I got a most surprising call this week.
Gayle Keller and her husband Alex have owned several restaurants in Calistoga over the last four decades – they were among the pioneers of Napa County’s now booming dining culture. I see her around town often, but until Tuesday, she had never called me on the phone at the Register.
As we passed pleasantries, my mind did its usual scan through all the possible reasons someone might call me out of the blue. What mistake did we make? What event did we leave out of the calendar? What way had we offended or overlooked her?
But it was none of that. Instead, she wanted to share her love of journalists with the world.
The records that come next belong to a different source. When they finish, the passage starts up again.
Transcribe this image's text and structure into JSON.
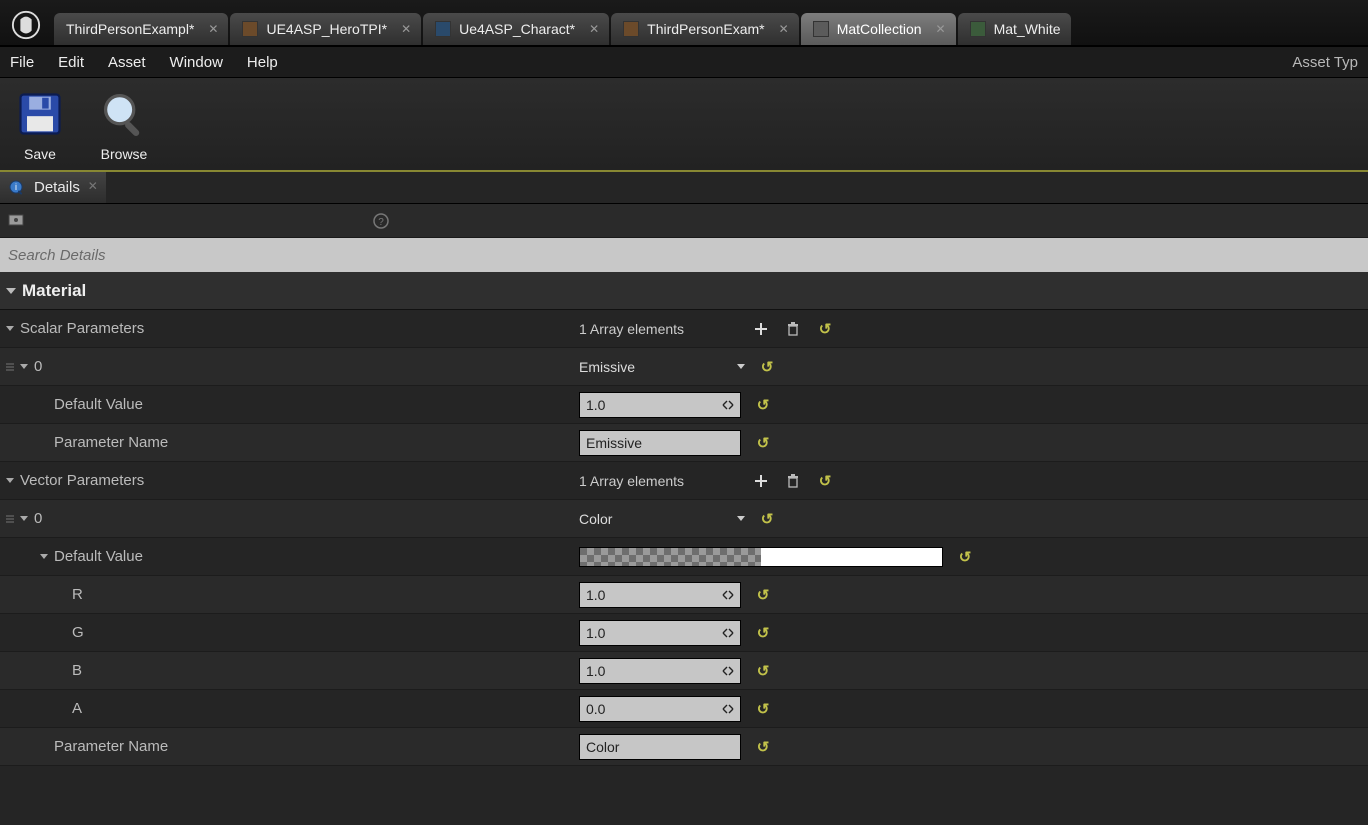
{
  "tabs": [
    {
      "label": "ThirdPersonExampl*",
      "active": false,
      "iconClass": ""
    },
    {
      "label": "UE4ASP_HeroTPI*",
      "active": false,
      "iconClass": "brown"
    },
    {
      "label": "Ue4ASP_Charact*",
      "active": false,
      "iconClass": "blue"
    },
    {
      "label": "ThirdPersonExam*",
      "active": false,
      "iconClass": "brown"
    },
    {
      "label": "MatCollection",
      "active": true,
      "iconClass": "gray"
    },
    {
      "label": "Mat_White",
      "active": false,
      "iconClass": "green"
    }
  ],
  "menu": {
    "file": "File",
    "edit": "Edit",
    "asset": "Asset",
    "window": "Window",
    "help": "Help",
    "right": "Asset Typ"
  },
  "toolbar": {
    "save": "Save",
    "browse": "Browse"
  },
  "detailsTab": {
    "label": "Details"
  },
  "search": {
    "placeholder": "Search Details"
  },
  "category": {
    "material": "Material"
  },
  "scalar": {
    "header": "Scalar Parameters",
    "arrayLabel": "1 Array elements",
    "item0": {
      "index": "0",
      "structName": "Emissive",
      "defaultValueLabel": "Default Value",
      "defaultValue": "1.0",
      "paramNameLabel": "Parameter Name",
      "paramName": "Emissive"
    }
  },
  "vector": {
    "header": "Vector Parameters",
    "arrayLabel": "1 Array elements",
    "item0": {
      "index": "0",
      "structName": "Color",
      "defaultValueLabel": "Default Value",
      "r": {
        "label": "R",
        "value": "1.0"
      },
      "g": {
        "label": "G",
        "value": "1.0"
      },
      "b": {
        "label": "B",
        "value": "1.0"
      },
      "a": {
        "label": "A",
        "value": "0.0"
      },
      "paramNameLabel": "Parameter Name",
      "paramName": "Color",
      "colorHex": "#ffffff"
    }
  }
}
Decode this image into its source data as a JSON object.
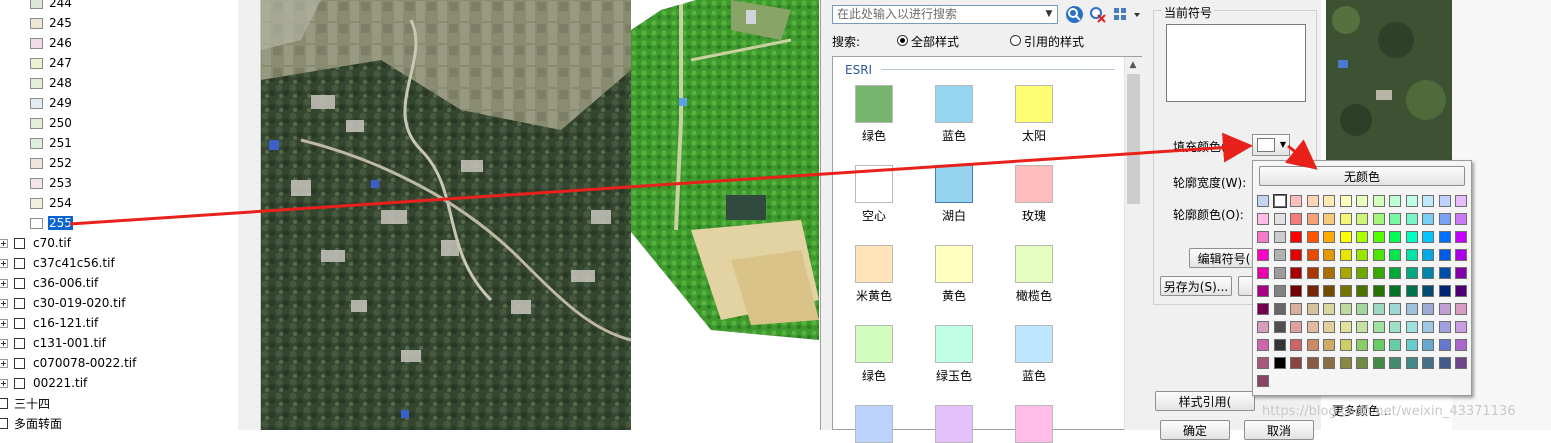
{
  "tree": {
    "value_rows": [
      {
        "label": "244",
        "color": "#dde7d5"
      },
      {
        "label": "245",
        "color": "#ece6d2"
      },
      {
        "label": "246",
        "color": "#f1dbe6"
      },
      {
        "label": "247",
        "color": "#eef0cf"
      },
      {
        "label": "248",
        "color": "#e2eed6"
      },
      {
        "label": "249",
        "color": "#e4ebf0"
      },
      {
        "label": "250",
        "color": "#e3efd6"
      },
      {
        "label": "251",
        "color": "#dfefdf"
      },
      {
        "label": "252",
        "color": "#f0e4de"
      },
      {
        "label": "253",
        "color": "#f3e3ea"
      },
      {
        "label": "254",
        "color": "#f0f0dc"
      },
      {
        "label": "255",
        "color": "#ffffff",
        "selected": true
      }
    ],
    "layers": [
      "c70.tif",
      "c37c41c56.tif",
      "c36-006.tif",
      "c30-019-020.tif",
      "c16-121.tif",
      "c131-001.tif",
      "c070078-0022.tif",
      "00221.tif"
    ],
    "groups": [
      "三十四",
      "多面转面"
    ]
  },
  "dialog": {
    "search_placeholder": "在此处输入以进行搜索",
    "search_label": "搜索:",
    "radio_all": "全部样式",
    "radio_ref": "引用的样式",
    "gallery_header": "ESRI",
    "symbols": [
      {
        "name": "绿色",
        "color": "#76b56d"
      },
      {
        "name": "蓝色",
        "color": "#96d6f0"
      },
      {
        "name": "太阳",
        "color": "#fffd74"
      },
      {
        "name": "空心",
        "color": "#ffffff"
      },
      {
        "name": "湖白",
        "color": "#96d3ef"
      },
      {
        "name": "玫瑰",
        "color": "#ffbcbc"
      },
      {
        "name": "米黄色",
        "color": "#ffe4b9"
      },
      {
        "name": "黄色",
        "color": "#ffffbf"
      },
      {
        "name": "橄榄色",
        "color": "#e6fdc0"
      },
      {
        "name": "绿色",
        "color": "#d2fdbe"
      },
      {
        "name": "绿玉色",
        "color": "#bffde5"
      },
      {
        "name": "蓝色",
        "color": "#bfe6ff"
      },
      {
        "name": "",
        "color": "#bcd3fd"
      },
      {
        "name": "",
        "color": "#e6c2fd"
      },
      {
        "name": "",
        "color": "#fdbde8"
      }
    ],
    "current_symbol_label": "当前符号",
    "fill_color_label": "填充颜色(F):",
    "outline_width_label": "轮廓宽度(W):",
    "outline_color_label": "轮廓颜色(O):",
    "edit_symbol_button": "编辑符号(",
    "save_as_button": "另存为(S)...",
    "style_ref_button": "样式引用(",
    "ok_button": "确定",
    "cancel_button": "取消"
  },
  "color_popup": {
    "no_color": "无颜色",
    "more_colors": "更多颜色...",
    "rows": [
      [
        "#c5d4f0",
        "#ffffff",
        "#ffbebe",
        "#ffd3b4",
        "#ffe9b4",
        "#ffffbe",
        "#e9ffbe",
        "#d3ffbe",
        "#beffd4",
        "#beffe9",
        "#bee9ff",
        "#bed3ff",
        "#e9beff"
      ],
      [
        "#ffbee8",
        "#e1e1e1",
        "#f57a7a",
        "#f5a27a",
        "#f5ca7a",
        "#f5f57a",
        "#cdf57a",
        "#a5f57a",
        "#7af5a0",
        "#7af5ca",
        "#7acdf5",
        "#7aa2f5",
        "#ca7af5"
      ],
      [
        "#f57ac9",
        "#cccccc",
        "#ff0000",
        "#ff5500",
        "#ffaa00",
        "#ffff00",
        "#aaff00",
        "#55ff00",
        "#00ff55",
        "#00ffc5",
        "#00c5ff",
        "#0070ff",
        "#c500ff"
      ],
      [
        "#ff00c5",
        "#b2b2b2",
        "#e60000",
        "#e64c00",
        "#e69800",
        "#e6e600",
        "#98e600",
        "#4ce600",
        "#00e64c",
        "#00e6a9",
        "#00a9e6",
        "#005ce6",
        "#a900e6"
      ],
      [
        "#e600a9",
        "#9c9c9c",
        "#a80000",
        "#a83800",
        "#a87000",
        "#a8a800",
        "#70a800",
        "#38a800",
        "#00a838",
        "#00a884",
        "#0084a8",
        "#004da8",
        "#8400a8"
      ],
      [
        "#a80084",
        "#828282",
        "#730000",
        "#732600",
        "#734c00",
        "#737300",
        "#4c7300",
        "#267300",
        "#007326",
        "#00734c",
        "#004c73",
        "#002673",
        "#4c0073"
      ],
      [
        "#73004c",
        "#686868",
        "#d7b09e",
        "#d7c29e",
        "#d7d79e",
        "#c2d79e",
        "#a3d79e",
        "#9ed7c2",
        "#9ed7d7",
        "#9ec2d7",
        "#9eaad7",
        "#c29ed7",
        "#d79ec2"
      ],
      [
        "#d69dbc",
        "#4e4e4e",
        "#e1a0a0",
        "#e1b89e",
        "#e1d09e",
        "#e1e19e",
        "#c8e19e",
        "#a0e1a0",
        "#9ee1c8",
        "#9ee1e1",
        "#9ec8e1",
        "#a0a0e1",
        "#c89ee1"
      ],
      [
        "#cd66aa",
        "#343434",
        "#cd6666",
        "#cd8966",
        "#cdaa66",
        "#cdcd66",
        "#89cd66",
        "#66cd66",
        "#66cdab",
        "#66cdcd",
        "#66a9cd",
        "#6677cd",
        "#a966cd"
      ],
      [
        "#a9567a",
        "#000000",
        "#894444",
        "#895a44",
        "#897044",
        "#898944",
        "#708944",
        "#448944",
        "#448970",
        "#448989",
        "#447089",
        "#445c89",
        "#704489"
      ],
      [
        "#894465"
      ]
    ]
  },
  "watermark": "https://blog.csdn.net/weixin_43371136"
}
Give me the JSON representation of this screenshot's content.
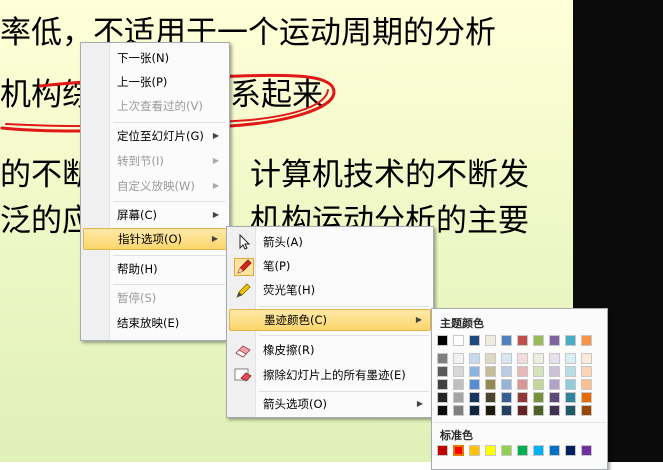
{
  "slide": {
    "lines": [
      "率低，不适用于一个运动周期的分析",
      "机构综",
      "系起来",
      "的不断",
      "计算机技术的不断发",
      "泛的应",
      "机构运动分析的主要"
    ]
  },
  "context_menu": {
    "items": [
      {
        "label": "下一张(N)",
        "disabled": false
      },
      {
        "label": "上一张(P)",
        "disabled": false
      },
      {
        "label": "上次查看过的(V)",
        "disabled": true
      },
      {
        "label": "定位至幻灯片(G)",
        "disabled": false
      },
      {
        "label": "转到节(I)",
        "disabled": true
      },
      {
        "label": "自定义放映(W)",
        "disabled": true
      },
      {
        "label": "屏幕(C)",
        "disabled": false
      },
      {
        "label": "指针选项(O)",
        "disabled": false
      },
      {
        "label": "帮助(H)",
        "disabled": false
      },
      {
        "label": "暂停(S)",
        "disabled": true
      },
      {
        "label": "结束放映(E)",
        "disabled": false
      }
    ]
  },
  "pointer_menu": {
    "items": [
      {
        "label": "箭头(A)",
        "icon": "arrow-cursor-icon"
      },
      {
        "label": "笔(P)",
        "icon": "pen-icon"
      },
      {
        "label": "荧光笔(H)",
        "icon": "highlighter-icon"
      },
      {
        "label": "墨迹颜色(C)"
      },
      {
        "label": "橡皮擦(R)",
        "icon": "eraser-icon"
      },
      {
        "label": "擦除幻灯片上的所有墨迹(E)",
        "icon": "erase-all-icon"
      },
      {
        "label": "箭头选项(O)"
      }
    ]
  },
  "color_menu": {
    "theme_title": "主题颜色",
    "standard_title": "标准色",
    "theme_top": [
      "#000000",
      "#ffffff",
      "#1f497d",
      "#eeece1",
      "#4f81bd",
      "#c0504d",
      "#9bbb59",
      "#8064a2",
      "#4bacc6",
      "#f79646"
    ],
    "theme_shades": [
      [
        "#7f7f7f",
        "#f2f2f2",
        "#c6d9f0",
        "#ddd9c3",
        "#dbe5f1",
        "#f2dcdb",
        "#ebf1dd",
        "#e5e0ec",
        "#dbeef3",
        "#fdeada"
      ],
      [
        "#595959",
        "#d8d8d8",
        "#8db3e2",
        "#c4bd97",
        "#b8cce4",
        "#e5b9b7",
        "#d7e3bc",
        "#ccc1d9",
        "#b7dde8",
        "#fbd5b5"
      ],
      [
        "#3f3f3f",
        "#bfbfbf",
        "#548dd4",
        "#938953",
        "#95b3d7",
        "#d99694",
        "#c3d69b",
        "#b2a2c7",
        "#92cddc",
        "#fac08f"
      ],
      [
        "#262626",
        "#a5a5a5",
        "#17365d",
        "#494429",
        "#366092",
        "#953734",
        "#76923c",
        "#5f497a",
        "#31859b",
        "#e36c09"
      ],
      [
        "#0c0c0c",
        "#7f7f7f",
        "#0f243e",
        "#1d1b10",
        "#244061",
        "#632423",
        "#4f6128",
        "#3f3151",
        "#205867",
        "#974806"
      ]
    ],
    "standard": [
      "#c00000",
      "#ff0000",
      "#ffc000",
      "#ffff00",
      "#92d050",
      "#00b050",
      "#00b0f0",
      "#0070c0",
      "#002060",
      "#7030a0"
    ],
    "selected_standard_index": 1
  }
}
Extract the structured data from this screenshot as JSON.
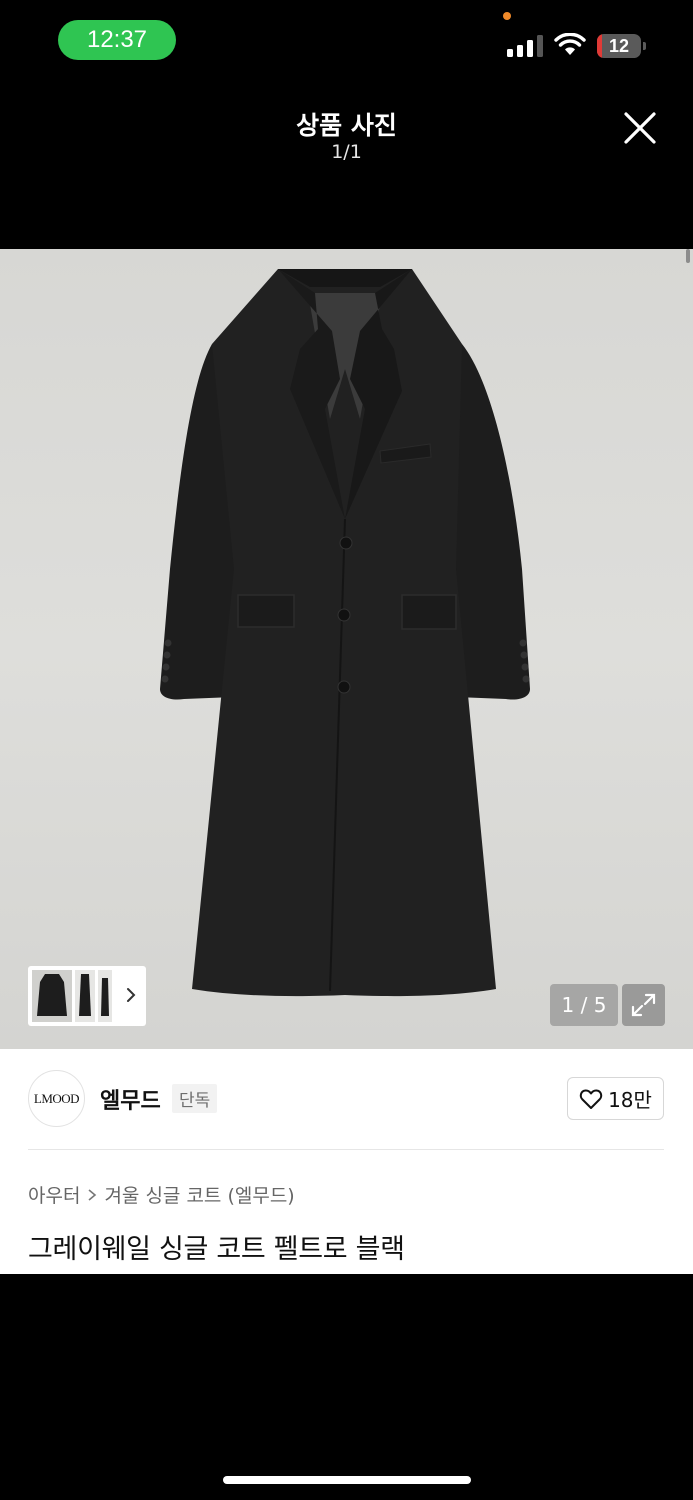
{
  "status_bar": {
    "time": "12:37",
    "battery_level": "12",
    "battery_fraction": 0.12,
    "colors": {
      "time_pill": "#2fc552",
      "battery_low": "#e03a36",
      "privacy_dot": "#f08a2a"
    }
  },
  "header": {
    "title": "상품 사진",
    "count": "1/1",
    "close_icon": "close-icon"
  },
  "gallery": {
    "image_subject": "black-single-coat",
    "page_indicator": "1 / 5",
    "thumbnails": [
      "coat-front",
      "coat-side",
      "coat-back"
    ],
    "expand_icon": "expand-icon",
    "next_icon": "chevron-right-icon"
  },
  "brand": {
    "logo_text": "LMOOD",
    "name": "엘무드",
    "badge": "단독"
  },
  "like": {
    "icon": "heart-icon",
    "count": "18만"
  },
  "breadcrumb": [
    "아우터",
    "겨울 싱글 코트 (엘무드)"
  ],
  "product": {
    "title": "그레이웨일 싱글 코트 펠트로 블랙"
  }
}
Somewhere along the line, Gayle had seen something about national “Hug a Newsperson Day” (formerly known as “Hug a Newsman Day”). The next one is set for April 4.
The idea has been around at least a decade, perhaps longer, but in these troubled times, Gayle explained, it is more important than ever to have a robust media culture. So Gayle prevailed on Calistoga’s mayor to issue a pro-free-press proclamation at the April 4 City Council meeting, and she is hosting a pro-press reception at Hydro Grill the evening before.
I have to admit that in 30 years in journalism, this is the first time I have heard of Hug a Newsperson Day, and absolutely the first time someone has invited me to a reception celebrating what we do, at least somebody who isn’t herself a journalist.
Journalists don’t do it for the public appreciation, by and large, but it does feel nice to be appreciated.
Journalists have been called a lot of names over the years – sensationalists, hacks, incompetents, monsters. We have been accused of corruption, venality, thoughtlessness, and hard-heartedness.
Lately we’ve been called “scum” and “liars,” and even “enemies of the people.”
If you know journalists, however, you’ll know we’re mostly just regular people who are lucky enough to have a job serving as the eyes and ears of the public. We care deeply about our communities and our readers and viewers. We’re fallible and human – we’re sad when we make a mistake or cause someone unneeded pain. We shudder in horror when we witness tragedy, we cheer when we witness triumph, and we feel loss when some member of the community dies or falls from grace.
In other words, we’re just like you, except we get to write about the interesting things we see and the interesting people we meet.
Most journalists quickly develop a thick skin and learn not to take nasty remarks personally. But honestly, sometimes it does hurt to be on the receiving end of abuse, even if you know it isn’t personal. So it is sort of nice to know that people like what you do enough to declare a national day – and host a reception to celebrate.
Of course, not everyone in our newsroom was quite so enamored of the “Hug” angle. As I described the event, one of my staff pursed her lips in thought.
“So I have to spend the day being touched by strangers?” she asked.
It seemed a fair point, since not everyone really appreciates random hugs.
So on April 4, please feel free to show your appreciation for your local journalists, but there is no need to actually manhandle us. We’ll enjoy the hugs just as much if they’re only metaphorical.